Romantics will warm to further Enquirer disclosures. The president was "[l]onely and starved for affection. ... [Monica] made him feel good about himself." He told her, says the publication, that his relationship with Hillary was now nothing more than a political alliance that would end when his term did. "The President further charmed Monica by fantasizing out loud how wonderful it would be if he had a son." Oh, to get an invitation to that bris! Bill and Monica also at one point planned a tryst on Martha's Vineyard, but Bill finally chickened out, says the publication. This was before a vacation on Martha's Vineyard became a synonym for the first circle of hell.
This week the Enquirer offers a preview of Ken Starr's report on the great love affair, which will enumerate romps "in the Presidential limo, the Oval Office and even the LINCOLN BEDROOM!" The publications says the report will include information on how "Monica used a cigar in a sexually uninhibited manner" and how "Clinton used one of the ties given to him by Monica in sexy games during their Oval Office trysts." The Enquirer also leaves the strong impression the report is being written by Judith Krantz, with dialogue such as:
Monica: You are the kinkiest man I've ever been with.
The Star says the Starr report will disclose that Clinton has particular ideas about the Second Coming when it depicts a sexual encounter with Lewinsky at the White House following Easter Sunday church services. The publication also has a thinly sourced account of how, in July, Clinton "fondled and made crude remarks to a waitress at a posh Washington, D.C., area country club" after a round of golf. Reading the story you first think, "This didn't happen; he couldn't be that stupid." Then you think, "Well ..."
The Globe, as usual, is in Bill's corner, complete with transcripts of the first family's heartfelt conversations. Hillary would make Tammy Wynette proud as she says: "I've forgiven Bill. ... I won't let that woman wreck my marriage or rob my husband of the place he's earned in my heart, our daughter's heart or in American history." Bill also has some moving words for Hillary that "Keeping Tabs" ran through the Bill Clinton AutoParser.
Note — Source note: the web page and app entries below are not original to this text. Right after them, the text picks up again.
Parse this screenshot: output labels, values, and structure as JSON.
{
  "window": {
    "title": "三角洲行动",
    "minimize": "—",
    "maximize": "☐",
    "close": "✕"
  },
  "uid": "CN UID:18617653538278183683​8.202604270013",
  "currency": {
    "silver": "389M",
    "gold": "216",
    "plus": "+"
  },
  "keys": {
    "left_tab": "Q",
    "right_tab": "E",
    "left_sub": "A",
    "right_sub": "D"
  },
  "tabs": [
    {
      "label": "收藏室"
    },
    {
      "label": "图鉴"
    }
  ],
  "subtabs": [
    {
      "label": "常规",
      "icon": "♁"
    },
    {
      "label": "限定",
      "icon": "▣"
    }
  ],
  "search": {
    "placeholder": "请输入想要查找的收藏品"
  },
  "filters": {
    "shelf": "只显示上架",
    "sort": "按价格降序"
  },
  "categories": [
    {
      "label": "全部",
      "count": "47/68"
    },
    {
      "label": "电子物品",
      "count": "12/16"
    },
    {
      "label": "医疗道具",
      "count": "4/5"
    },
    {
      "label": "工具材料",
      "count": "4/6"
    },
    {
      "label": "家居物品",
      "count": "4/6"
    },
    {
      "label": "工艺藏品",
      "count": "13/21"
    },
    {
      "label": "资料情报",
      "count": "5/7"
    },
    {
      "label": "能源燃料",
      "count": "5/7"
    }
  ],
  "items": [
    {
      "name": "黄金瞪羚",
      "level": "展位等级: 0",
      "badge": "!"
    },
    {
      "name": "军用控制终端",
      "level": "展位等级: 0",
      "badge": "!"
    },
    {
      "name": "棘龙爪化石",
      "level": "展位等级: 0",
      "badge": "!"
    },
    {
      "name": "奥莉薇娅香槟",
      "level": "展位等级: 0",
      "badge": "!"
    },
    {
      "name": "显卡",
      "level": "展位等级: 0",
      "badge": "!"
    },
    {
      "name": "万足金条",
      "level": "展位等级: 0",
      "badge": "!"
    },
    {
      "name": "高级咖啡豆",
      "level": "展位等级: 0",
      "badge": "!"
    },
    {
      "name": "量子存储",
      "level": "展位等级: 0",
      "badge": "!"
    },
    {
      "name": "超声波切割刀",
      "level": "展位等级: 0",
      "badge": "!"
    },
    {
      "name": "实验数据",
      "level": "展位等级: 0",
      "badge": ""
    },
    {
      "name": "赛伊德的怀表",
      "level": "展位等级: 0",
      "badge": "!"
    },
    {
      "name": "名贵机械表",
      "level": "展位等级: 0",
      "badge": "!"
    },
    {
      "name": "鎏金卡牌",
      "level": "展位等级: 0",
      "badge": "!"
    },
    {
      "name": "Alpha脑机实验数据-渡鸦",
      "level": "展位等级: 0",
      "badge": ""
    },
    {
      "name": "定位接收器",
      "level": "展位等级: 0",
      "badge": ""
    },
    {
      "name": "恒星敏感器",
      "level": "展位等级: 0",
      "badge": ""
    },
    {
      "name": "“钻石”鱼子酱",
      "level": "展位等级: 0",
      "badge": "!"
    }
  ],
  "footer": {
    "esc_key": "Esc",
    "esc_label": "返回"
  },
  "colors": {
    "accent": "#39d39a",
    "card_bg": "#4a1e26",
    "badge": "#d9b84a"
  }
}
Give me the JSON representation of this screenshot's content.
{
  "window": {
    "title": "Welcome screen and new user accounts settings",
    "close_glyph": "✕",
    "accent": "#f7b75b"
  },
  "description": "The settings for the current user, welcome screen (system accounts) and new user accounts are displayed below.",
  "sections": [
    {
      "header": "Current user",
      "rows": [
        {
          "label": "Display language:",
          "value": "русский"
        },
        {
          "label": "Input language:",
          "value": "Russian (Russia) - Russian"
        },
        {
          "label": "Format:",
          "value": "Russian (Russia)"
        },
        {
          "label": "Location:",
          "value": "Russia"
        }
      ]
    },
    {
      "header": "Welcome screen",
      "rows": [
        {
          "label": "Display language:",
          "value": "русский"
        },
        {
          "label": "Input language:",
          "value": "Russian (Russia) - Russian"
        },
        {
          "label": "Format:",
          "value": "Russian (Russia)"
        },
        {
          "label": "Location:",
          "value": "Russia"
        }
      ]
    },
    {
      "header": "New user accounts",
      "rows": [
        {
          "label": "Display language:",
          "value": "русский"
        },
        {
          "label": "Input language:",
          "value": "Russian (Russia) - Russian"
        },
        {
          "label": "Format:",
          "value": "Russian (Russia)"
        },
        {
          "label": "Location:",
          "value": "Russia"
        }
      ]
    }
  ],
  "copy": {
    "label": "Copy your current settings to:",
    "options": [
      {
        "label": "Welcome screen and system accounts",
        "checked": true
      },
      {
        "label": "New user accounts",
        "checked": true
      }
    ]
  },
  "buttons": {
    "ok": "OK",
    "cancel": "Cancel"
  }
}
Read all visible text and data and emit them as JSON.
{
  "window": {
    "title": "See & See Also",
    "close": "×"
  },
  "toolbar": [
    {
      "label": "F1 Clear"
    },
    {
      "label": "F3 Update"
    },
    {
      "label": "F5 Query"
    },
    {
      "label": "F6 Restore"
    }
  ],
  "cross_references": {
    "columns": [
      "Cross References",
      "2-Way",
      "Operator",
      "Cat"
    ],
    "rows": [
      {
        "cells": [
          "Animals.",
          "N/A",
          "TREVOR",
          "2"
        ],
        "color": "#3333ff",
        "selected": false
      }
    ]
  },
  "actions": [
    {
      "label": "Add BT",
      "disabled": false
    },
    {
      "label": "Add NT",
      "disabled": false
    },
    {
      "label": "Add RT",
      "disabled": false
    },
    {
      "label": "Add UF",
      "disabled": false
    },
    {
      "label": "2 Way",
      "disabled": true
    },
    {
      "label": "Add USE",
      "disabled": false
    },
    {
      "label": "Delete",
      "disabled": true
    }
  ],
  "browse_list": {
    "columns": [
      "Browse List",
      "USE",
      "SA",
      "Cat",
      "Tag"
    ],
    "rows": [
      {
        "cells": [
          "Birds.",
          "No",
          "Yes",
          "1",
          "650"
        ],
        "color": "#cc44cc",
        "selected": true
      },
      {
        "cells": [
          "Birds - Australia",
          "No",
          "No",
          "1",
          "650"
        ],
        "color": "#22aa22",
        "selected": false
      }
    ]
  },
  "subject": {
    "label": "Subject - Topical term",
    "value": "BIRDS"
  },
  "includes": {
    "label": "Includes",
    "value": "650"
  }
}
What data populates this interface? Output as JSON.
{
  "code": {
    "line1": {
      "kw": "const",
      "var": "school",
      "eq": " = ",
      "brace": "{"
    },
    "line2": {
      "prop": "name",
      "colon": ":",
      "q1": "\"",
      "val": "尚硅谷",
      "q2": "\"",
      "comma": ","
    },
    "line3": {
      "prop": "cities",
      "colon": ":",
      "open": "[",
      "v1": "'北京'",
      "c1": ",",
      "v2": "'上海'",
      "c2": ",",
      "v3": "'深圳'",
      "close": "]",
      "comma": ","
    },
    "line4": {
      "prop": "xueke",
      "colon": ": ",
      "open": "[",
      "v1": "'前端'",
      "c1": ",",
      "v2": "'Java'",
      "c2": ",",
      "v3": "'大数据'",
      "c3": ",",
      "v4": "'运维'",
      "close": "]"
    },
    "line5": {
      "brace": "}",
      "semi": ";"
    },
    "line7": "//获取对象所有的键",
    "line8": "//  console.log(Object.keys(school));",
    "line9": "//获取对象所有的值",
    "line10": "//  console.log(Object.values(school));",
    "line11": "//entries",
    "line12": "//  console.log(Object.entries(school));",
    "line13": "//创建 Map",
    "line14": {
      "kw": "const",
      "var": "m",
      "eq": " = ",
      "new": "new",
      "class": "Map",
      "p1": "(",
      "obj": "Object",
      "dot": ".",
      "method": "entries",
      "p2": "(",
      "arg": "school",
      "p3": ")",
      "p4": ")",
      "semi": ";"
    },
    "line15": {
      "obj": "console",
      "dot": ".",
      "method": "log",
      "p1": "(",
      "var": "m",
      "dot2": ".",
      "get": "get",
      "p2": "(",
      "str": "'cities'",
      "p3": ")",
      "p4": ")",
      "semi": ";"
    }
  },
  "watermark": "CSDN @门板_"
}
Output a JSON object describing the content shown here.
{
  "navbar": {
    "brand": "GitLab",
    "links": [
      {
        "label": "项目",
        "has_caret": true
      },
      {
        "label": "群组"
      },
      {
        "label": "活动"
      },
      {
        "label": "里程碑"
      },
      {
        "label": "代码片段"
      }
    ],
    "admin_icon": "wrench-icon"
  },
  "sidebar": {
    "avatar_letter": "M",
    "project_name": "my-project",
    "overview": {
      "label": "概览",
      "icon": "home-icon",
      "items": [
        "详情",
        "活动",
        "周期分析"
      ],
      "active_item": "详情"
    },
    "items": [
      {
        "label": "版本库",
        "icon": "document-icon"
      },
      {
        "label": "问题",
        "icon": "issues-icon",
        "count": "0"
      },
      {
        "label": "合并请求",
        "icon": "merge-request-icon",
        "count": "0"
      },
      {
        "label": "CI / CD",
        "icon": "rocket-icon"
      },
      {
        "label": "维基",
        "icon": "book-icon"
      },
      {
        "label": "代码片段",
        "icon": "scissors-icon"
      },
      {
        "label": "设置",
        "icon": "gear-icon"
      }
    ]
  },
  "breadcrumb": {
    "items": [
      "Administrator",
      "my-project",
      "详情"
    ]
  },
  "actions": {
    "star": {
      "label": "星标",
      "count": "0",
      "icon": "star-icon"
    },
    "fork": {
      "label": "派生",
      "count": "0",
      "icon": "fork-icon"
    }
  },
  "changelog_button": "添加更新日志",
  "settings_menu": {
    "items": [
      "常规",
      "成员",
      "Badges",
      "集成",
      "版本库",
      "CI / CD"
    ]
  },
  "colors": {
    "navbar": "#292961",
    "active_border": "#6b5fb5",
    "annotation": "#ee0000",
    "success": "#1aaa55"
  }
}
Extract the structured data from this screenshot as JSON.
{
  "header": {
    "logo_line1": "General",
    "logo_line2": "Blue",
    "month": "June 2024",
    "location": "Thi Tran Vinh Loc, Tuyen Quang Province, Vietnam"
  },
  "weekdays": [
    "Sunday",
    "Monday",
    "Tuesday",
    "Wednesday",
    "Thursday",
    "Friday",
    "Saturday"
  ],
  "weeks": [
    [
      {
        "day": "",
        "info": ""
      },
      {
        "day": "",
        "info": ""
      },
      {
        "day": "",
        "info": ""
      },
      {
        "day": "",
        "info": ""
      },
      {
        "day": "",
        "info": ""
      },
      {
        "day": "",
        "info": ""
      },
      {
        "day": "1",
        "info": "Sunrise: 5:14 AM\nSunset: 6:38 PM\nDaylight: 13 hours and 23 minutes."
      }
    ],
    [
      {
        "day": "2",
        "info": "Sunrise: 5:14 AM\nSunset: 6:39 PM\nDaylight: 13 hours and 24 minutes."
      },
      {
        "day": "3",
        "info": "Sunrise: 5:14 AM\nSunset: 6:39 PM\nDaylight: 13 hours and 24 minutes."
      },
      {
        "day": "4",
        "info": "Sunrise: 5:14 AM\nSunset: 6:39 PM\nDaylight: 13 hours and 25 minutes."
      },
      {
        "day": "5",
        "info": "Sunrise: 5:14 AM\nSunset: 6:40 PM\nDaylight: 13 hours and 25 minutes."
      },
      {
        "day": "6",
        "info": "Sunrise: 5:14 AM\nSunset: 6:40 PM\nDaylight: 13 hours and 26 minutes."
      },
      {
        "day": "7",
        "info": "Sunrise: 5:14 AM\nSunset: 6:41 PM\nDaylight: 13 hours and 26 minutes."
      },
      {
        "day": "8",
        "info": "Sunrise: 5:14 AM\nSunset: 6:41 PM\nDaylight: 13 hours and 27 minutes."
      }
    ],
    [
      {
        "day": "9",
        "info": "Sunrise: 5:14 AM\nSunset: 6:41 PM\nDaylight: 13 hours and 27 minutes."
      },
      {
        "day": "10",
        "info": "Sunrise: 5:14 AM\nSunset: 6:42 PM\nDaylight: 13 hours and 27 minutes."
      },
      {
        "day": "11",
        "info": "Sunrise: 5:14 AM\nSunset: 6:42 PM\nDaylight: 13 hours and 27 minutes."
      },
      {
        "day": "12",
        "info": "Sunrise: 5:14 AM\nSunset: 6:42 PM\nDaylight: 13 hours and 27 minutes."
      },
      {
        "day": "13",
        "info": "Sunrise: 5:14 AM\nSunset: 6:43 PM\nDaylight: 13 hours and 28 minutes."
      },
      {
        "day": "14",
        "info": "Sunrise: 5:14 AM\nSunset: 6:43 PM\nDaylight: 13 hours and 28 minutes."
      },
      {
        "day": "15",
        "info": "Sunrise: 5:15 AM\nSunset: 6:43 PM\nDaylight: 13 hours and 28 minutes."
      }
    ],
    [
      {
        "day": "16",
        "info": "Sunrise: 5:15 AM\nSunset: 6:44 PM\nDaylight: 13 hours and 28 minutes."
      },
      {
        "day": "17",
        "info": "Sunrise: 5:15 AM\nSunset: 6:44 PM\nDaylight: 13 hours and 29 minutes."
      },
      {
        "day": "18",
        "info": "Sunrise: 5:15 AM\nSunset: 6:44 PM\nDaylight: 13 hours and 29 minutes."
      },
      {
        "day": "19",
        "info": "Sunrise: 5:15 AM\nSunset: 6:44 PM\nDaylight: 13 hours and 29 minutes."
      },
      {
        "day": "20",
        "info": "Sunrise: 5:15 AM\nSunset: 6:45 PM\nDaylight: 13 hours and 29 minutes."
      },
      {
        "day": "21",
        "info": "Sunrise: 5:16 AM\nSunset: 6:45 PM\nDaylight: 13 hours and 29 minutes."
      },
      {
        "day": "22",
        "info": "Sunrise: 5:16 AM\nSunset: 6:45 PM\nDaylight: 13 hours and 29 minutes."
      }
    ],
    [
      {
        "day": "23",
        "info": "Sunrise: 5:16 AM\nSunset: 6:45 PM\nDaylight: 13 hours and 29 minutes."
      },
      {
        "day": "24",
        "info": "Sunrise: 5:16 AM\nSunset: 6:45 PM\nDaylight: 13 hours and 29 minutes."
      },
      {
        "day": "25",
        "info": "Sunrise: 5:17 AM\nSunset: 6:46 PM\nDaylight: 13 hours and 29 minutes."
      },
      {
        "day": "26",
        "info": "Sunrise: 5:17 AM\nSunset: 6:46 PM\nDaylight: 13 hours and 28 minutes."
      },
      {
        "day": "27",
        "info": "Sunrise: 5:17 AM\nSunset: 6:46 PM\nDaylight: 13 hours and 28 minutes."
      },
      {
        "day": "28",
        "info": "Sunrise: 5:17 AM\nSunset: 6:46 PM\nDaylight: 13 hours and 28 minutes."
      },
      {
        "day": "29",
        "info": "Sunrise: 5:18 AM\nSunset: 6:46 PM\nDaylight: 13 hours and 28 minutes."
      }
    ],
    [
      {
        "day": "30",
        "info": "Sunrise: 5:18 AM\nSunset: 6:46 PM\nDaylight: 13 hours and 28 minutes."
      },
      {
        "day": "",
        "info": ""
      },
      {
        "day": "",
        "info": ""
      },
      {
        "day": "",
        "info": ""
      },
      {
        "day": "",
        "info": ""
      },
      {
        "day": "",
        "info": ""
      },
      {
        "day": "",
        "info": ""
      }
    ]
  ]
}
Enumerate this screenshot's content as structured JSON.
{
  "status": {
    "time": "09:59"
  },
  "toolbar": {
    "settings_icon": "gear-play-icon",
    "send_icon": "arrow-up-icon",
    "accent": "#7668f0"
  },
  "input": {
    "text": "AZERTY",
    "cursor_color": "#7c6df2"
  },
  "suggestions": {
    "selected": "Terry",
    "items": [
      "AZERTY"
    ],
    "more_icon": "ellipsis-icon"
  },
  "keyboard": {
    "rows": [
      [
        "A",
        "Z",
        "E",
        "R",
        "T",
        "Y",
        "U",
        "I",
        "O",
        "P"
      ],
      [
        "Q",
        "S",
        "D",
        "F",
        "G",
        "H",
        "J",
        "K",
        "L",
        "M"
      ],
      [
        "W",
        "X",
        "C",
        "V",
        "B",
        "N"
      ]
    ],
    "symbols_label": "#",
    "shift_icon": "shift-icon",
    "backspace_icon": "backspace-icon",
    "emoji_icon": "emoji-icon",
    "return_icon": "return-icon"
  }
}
The Globe reports Bill said to Hillary, "Darling, whatever I've done, I have never stopped loving you for one single moment." The AutoParser says Clinton really means, "It was legally accurate to say that in my encounters with Miss Lewinsky there was no controlling genital authority." And the president also told his wife: "The hurt in your eyes is torture to me. If you forgive me, I'll never look at anyone else again." According to the AutoParser, this means, "I will never again look at a woman named Anyone Else."